As the name suggests, surface mount components are attached to the PCB’s surface rather than being inserted via the board’s holes as with the through-hole assembly. The process of SMT involves soldering the components onto the board’s pad locations.
Why FR4 PCB Assembly May be a Better Alternative in Some Applications
Because of its comparatively inexpensive cost, FR4 material exists as a highly popular PCB base. On the contrary hand, high-frequency laminates are significantly more expensive, which comes as a big disadvantage for manufacturers and designers who are worried about costs. This is known as the main criterion that businesses use to decide between FR4 as well as laminates of high-frequency.
In so many cases, signal loss forms a crucial component of the PCB design, particularly in the high-frequency settings where the signal loss comes as a bigger issue. Since FR4 does indeed have a larger dissipation factor, than the high-frequency laminates, it isn’t the best material for all these designs. Accordingly, FR4 circuits would experience greater signal loss than a comparable circuit built on the high-frequency laminate.

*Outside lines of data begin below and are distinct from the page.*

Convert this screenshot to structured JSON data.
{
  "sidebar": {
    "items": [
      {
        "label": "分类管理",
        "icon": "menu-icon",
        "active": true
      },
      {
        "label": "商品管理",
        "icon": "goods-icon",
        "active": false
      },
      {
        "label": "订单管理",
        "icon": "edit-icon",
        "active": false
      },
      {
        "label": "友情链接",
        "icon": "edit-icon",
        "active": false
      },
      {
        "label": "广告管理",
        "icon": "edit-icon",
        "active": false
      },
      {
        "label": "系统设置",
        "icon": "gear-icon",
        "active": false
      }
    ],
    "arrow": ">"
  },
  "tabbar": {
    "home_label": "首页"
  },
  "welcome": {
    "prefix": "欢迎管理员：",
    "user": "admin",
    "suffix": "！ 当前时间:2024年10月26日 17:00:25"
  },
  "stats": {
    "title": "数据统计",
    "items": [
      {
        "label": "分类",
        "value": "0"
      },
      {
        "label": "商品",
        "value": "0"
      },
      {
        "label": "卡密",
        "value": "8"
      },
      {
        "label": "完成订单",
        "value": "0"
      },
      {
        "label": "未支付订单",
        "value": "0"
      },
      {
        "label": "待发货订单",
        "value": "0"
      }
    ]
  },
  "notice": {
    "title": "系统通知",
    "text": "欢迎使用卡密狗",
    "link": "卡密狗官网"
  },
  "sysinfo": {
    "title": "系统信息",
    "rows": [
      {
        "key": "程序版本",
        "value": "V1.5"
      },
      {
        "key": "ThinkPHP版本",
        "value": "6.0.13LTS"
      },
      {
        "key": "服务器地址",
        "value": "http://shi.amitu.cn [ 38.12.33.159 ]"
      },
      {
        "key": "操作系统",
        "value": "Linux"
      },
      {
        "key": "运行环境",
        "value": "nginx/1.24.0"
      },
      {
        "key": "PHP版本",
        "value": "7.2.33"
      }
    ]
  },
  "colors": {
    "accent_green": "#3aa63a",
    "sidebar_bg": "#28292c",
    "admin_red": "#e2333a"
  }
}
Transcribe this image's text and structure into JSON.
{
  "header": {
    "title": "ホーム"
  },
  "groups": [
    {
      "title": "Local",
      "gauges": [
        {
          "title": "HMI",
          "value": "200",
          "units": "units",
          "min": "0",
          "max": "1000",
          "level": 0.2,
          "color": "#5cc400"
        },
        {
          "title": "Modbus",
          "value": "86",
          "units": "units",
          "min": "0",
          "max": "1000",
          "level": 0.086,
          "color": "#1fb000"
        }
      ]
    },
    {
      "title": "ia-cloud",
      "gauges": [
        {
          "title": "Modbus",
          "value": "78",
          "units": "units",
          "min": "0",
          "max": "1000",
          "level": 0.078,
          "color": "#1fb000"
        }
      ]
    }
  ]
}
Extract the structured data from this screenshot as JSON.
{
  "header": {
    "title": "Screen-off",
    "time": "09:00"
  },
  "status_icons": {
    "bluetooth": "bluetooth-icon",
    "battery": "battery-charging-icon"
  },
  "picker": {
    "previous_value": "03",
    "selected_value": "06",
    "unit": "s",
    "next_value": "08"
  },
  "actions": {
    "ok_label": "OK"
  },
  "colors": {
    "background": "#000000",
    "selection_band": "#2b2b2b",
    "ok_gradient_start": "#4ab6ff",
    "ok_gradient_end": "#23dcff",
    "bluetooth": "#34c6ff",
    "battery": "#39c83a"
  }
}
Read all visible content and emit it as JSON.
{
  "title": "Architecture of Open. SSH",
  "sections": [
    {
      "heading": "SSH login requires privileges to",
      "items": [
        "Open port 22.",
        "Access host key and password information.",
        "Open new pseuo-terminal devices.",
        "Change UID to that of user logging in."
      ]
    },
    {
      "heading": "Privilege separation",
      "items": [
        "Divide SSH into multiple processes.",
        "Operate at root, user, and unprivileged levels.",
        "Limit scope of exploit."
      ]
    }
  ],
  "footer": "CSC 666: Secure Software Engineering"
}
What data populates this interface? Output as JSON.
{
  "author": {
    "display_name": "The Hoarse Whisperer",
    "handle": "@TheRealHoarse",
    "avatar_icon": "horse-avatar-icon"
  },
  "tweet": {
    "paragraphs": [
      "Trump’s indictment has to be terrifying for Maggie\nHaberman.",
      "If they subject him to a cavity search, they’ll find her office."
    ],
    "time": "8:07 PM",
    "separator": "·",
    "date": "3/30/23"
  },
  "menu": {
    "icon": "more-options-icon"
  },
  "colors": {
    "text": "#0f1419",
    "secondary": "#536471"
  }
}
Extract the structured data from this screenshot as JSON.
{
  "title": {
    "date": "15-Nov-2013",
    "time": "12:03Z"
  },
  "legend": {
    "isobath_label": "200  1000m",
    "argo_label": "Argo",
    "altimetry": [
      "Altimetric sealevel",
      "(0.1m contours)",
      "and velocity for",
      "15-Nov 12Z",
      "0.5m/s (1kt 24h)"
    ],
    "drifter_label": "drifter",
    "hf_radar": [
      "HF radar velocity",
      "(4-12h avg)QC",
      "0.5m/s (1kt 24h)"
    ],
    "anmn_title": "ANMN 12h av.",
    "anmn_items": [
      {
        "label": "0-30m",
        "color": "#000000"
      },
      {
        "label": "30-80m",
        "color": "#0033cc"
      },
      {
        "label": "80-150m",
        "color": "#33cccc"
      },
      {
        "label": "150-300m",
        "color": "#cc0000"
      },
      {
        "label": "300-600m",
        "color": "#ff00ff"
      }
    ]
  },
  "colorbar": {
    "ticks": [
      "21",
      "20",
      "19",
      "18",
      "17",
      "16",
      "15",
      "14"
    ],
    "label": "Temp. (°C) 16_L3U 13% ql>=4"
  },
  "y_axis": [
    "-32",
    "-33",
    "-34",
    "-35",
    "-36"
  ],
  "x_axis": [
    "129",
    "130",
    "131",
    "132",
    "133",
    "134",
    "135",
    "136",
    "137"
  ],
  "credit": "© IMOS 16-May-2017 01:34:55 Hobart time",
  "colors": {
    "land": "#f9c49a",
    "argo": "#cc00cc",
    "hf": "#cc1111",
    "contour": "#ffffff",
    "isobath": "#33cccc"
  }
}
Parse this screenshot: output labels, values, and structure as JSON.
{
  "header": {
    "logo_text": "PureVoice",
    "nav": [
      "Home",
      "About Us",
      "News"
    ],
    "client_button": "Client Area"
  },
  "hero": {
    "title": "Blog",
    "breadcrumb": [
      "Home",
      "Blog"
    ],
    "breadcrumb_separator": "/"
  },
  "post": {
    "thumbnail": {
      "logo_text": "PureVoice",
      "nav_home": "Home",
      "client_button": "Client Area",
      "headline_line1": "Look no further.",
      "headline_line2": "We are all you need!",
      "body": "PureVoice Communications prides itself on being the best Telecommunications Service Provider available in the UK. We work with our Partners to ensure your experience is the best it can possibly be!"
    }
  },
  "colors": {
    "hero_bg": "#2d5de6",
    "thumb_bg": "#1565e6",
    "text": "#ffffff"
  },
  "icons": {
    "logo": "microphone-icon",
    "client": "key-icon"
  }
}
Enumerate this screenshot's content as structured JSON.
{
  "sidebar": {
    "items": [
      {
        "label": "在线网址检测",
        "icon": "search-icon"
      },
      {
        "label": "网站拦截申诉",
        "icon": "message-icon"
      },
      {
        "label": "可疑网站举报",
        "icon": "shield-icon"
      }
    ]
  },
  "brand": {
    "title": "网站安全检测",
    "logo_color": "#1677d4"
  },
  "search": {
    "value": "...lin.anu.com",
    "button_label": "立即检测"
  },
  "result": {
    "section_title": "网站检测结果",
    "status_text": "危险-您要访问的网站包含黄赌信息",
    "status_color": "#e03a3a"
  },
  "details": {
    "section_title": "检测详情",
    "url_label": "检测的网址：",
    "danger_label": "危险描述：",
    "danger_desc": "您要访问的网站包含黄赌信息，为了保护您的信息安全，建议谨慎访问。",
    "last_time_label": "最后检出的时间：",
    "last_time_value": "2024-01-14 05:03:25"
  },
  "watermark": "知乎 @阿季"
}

Df for FR4 has a value of about 0.020. The dissipation factor of the majority of high-frequency laminates can be roughly 0.004, or one-fourth of dissipation factor of FR4. There is less total signal loss, then the lesser the dissipation factor. The second problem is that as the frequency of the signal rises, greater loss of signal is experienced since the dissipation factor of FR4 rises. High-frequency laminates experience less loss over higher frequencies because they have higher consistent Df properties.
Another crucial consideration for so many designs has to do with stable impedance, which frequently translates into a performance that is more predictable, particularly for bigger circuits and high-frequency designs. Again, FR4 as well as high-frequency laminates produce distinct outcomes in this sector. A material must preserve a constant dielectric constant, throughout its entirety when the material’s temperature changes in order to maintain stable impedance.
The FR4 board is favored by several electronics applications. Electronics engineers should naturally default to using FR4 substrates due to its strength, dependability, and comparatively inexpensive cost. Unfortunately, FR4 isn’t the best option in every circumstance, particular